    DACC->DACC_TNPR = (uint32_t)sinus[bufn];
    DACC->DACC_TNCR = sinsize;
  }
}

void tc_setup() {

  // TIOA2 internally triggers DACs outputs
  PMC->PMC_PCER0 |= PMC_PCER0_PID29;                      // TC2 power ON : Timer Counter 0 channel 2 IS TC2
  TC0->TC_CHANNEL[2].TC_CMR = TC_CMR_TCCLKS_TIMER_CLOCK1  // MCK/2, clk on rising edge
                              | TC_CMR_WAVE               // Waveform mode
                              | TC_CMR_WAVSEL_UP_RC        // UP mode with automatic trigger on RC Compare
                              | TC_CMR_ACPA_CLEAR          // Clear TIOA2 on RA compare match
                              | TC_CMR_ACPC_SET;           // Set TIOA2 on RC compare match

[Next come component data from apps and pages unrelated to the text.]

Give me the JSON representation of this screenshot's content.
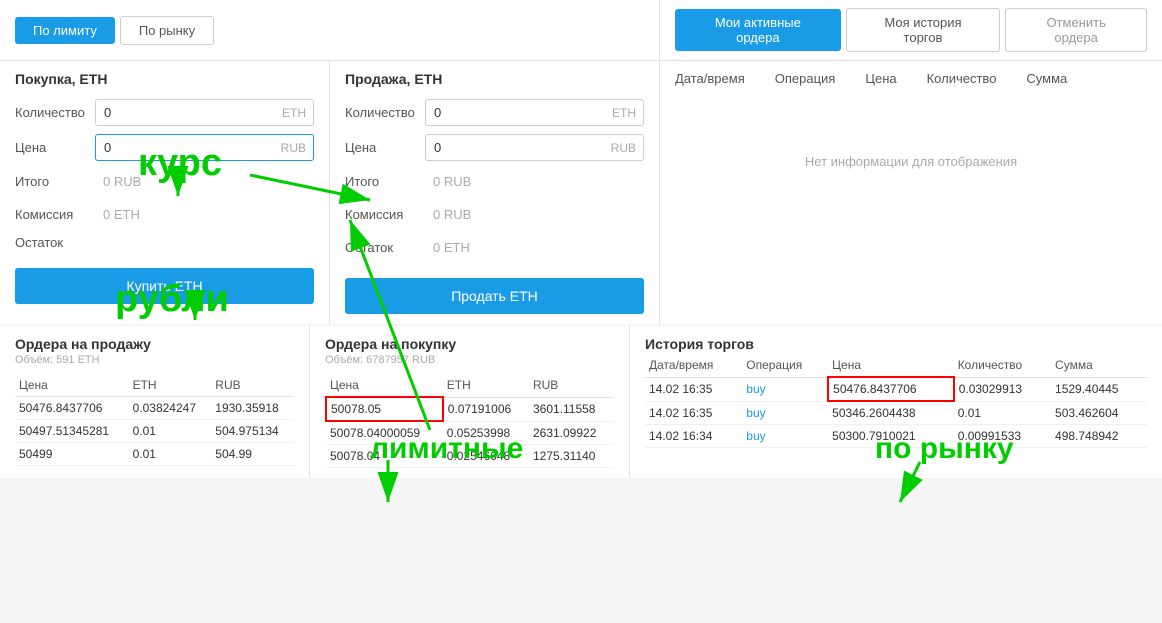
{
  "tabs": {
    "by_limit": "По лимиту",
    "by_market": "По рынку",
    "my_active_orders": "Мои активные ордера",
    "my_trade_history": "Моя история торгов",
    "cancel_order": "Отменить ордера"
  },
  "buy_panel": {
    "title": "Покупка, ETH",
    "quantity_label": "Количество",
    "quantity_value": "0",
    "quantity_suffix": "ETH",
    "price_label": "Цена",
    "price_value": "0",
    "price_suffix": "RUB",
    "total_label": "Итого",
    "total_value": "0",
    "total_suffix": "RUB",
    "commission_label": "Комиссия",
    "commission_value": "0",
    "commission_suffix": "ETH",
    "remainder_label": "Остаток",
    "remainder_value": "",
    "remainder_suffix": "",
    "buy_button": "Купить ETH"
  },
  "sell_panel": {
    "title": "Продажа, ETH",
    "quantity_label": "Количество",
    "quantity_value": "0",
    "quantity_suffix": "ETH",
    "price_label": "Цена",
    "price_value": "0",
    "price_suffix": "RUB",
    "total_label": "Итого",
    "total_value": "0",
    "total_suffix": "RUB",
    "commission_label": "Комиссия",
    "commission_value": "0",
    "commission_suffix": "RUB",
    "remainder_label": "Остаток",
    "remainder_value": "0",
    "remainder_suffix": "ETH",
    "sell_button": "Продать ETH"
  },
  "active_orders": {
    "no_info": "Нет информации для отображения",
    "columns": [
      "Дата/время",
      "Операция",
      "Цена",
      "Количество",
      "Сумма"
    ]
  },
  "orders_sell": {
    "title": "Ордера на продажу",
    "subtitle": "Объём: 591 ETH",
    "columns": [
      "Цена",
      "ETH",
      "RUB"
    ],
    "rows": [
      [
        "50476.8437706",
        "0.03824247",
        "1930.35918"
      ],
      [
        "50497.51345281",
        "0.01",
        "504.975134"
      ],
      [
        "50499",
        "0.01",
        "504.99"
      ]
    ]
  },
  "orders_buy": {
    "title": "Ордера на покупку",
    "subtitle": "Объём: 6787957 RUB",
    "columns": [
      "Цена",
      "ETH",
      "RUB"
    ],
    "rows": [
      [
        "50078.05",
        "0.07191006",
        "3601.11558"
      ],
      [
        "50078.04000059",
        "0.05253998",
        "2631.09922"
      ],
      [
        "50078.04",
        "0.02546648",
        "1275.31140"
      ]
    ],
    "highlighted_row": 0
  },
  "history": {
    "title": "История торгов",
    "columns": [
      "Дата/время",
      "Операция",
      "Цена",
      "Количество",
      "Сумма"
    ],
    "rows": [
      [
        "14.02 16:35",
        "buy",
        "50476.8437706",
        "0.03029913",
        "1529.40445"
      ],
      [
        "14.02 16:35",
        "buy",
        "50346.2604438",
        "0.01",
        "503.462604"
      ],
      [
        "14.02 16:34",
        "buy",
        "50300.7910021",
        "0.00991533",
        "498.748942"
      ]
    ],
    "highlighted_price_row": 0
  },
  "annotations": {
    "курс": "курс",
    "рубли": "рубли",
    "лимитные": "лимитные",
    "по_рынку": "по рынку"
  }
}
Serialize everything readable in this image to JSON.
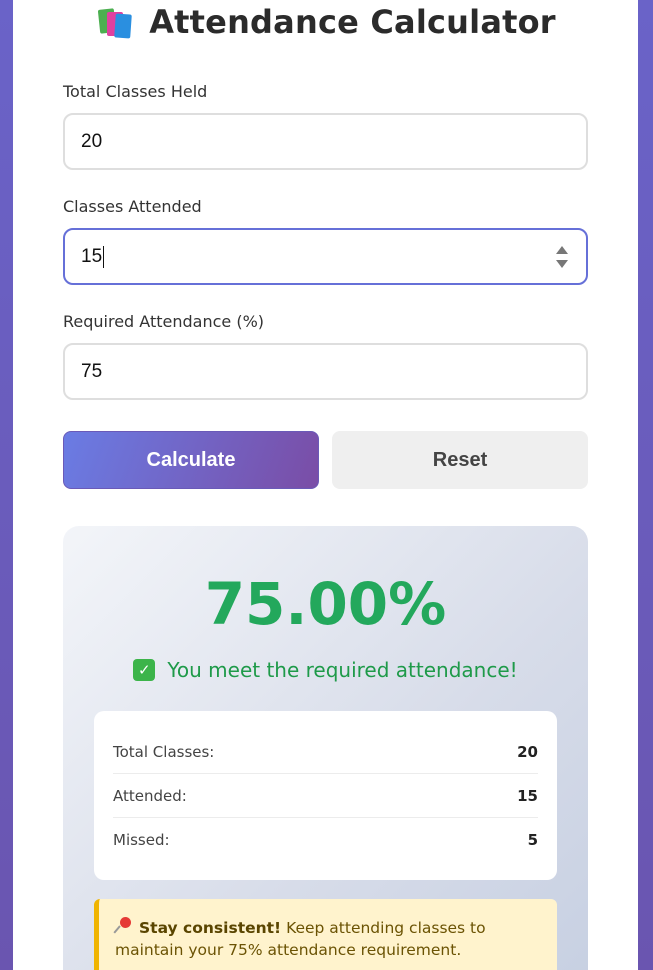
{
  "title": "Attendance Calculator",
  "title_icon": "books-icon",
  "fields": {
    "total": {
      "label": "Total Classes Held",
      "value": "20"
    },
    "attended": {
      "label": "Classes Attended",
      "value": "15"
    },
    "required": {
      "label": "Required Attendance (%)",
      "value": "75"
    }
  },
  "buttons": {
    "calculate": "Calculate",
    "reset": "Reset"
  },
  "result": {
    "percentage": "75.00%",
    "message": "You meet the required attendance!",
    "message_icon": "check-icon",
    "stats": [
      {
        "label": "Total Classes:",
        "value": "20"
      },
      {
        "label": "Attended:",
        "value": "15"
      },
      {
        "label": "Missed:",
        "value": "5"
      }
    ],
    "tip": {
      "icon": "pin-icon",
      "bold": "Stay consistent!",
      "text": " Keep attending classes to maintain your 75% attendance requirement."
    }
  },
  "colors": {
    "accent_start": "#6a7ce4",
    "accent_end": "#7a4da6",
    "success": "#23a85c",
    "tip_border": "#f0b400"
  }
}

  TC0->TC_CHANNEL[2].TC_RC = TC_RC;  //<*********************  Frequency = (Mck/2)/TC_RC
  TC0->TC_CHANNEL[2].TC_RA = TC_RA;  //<********************   Any Duty cycle in between 1 and TC_RC

  TC0->TC_CHANNEL[2].TC_CCR = TC_CCR_SWTRG | TC_CCR_CLKEN; // Software trigger TC2 counter and enable
}

void setup() {

  PMC->PMC_PCER0 |= PMC_PCER0_PID12;  // PIOB power ON
  PIOB->PIO_OER |= PIO_OER_P27;       // Output enable on LED_BUILTIN

  // Fill sinus[] buffers

  /* Initial Buffers for DAC0 and DAC1 could be filled here */
  
  for (int i = 0; i < sinsize; i++)
  {
    uint32_t chsel = (0 << 12) | (1 << 28);                  // LSB on DAC0, MSB on DAC1 !!
    sinus[0][i]  = 2047 * sin(i * 2 * PI / sinsize) + 2047;  //  0 < sinus [i] < 4096
    sinus[1][i] = sinus[0][i] |= sinus[0][i] << 16 | chsel;  // two buffers formated
    // MSB [31:16]on channel 1
    // LSB [15:0] on chanel 0
  }

  // Fire !
  tc_setup();
  dac_setup();
}

void loop() {

/*  Permanent reading of PS2 commands could be done here  */
}

It’s too bad Atmel didn’t support simultaneous switching, but I guess that would have added cost. The controller has a single DAC core which is demuxed between the 2 outputs using sample and hold circuits. They would have had to add a second core, or additional sample and hold circuitry which is messy and would limit performance. Oh well, I guess we can’t have everything.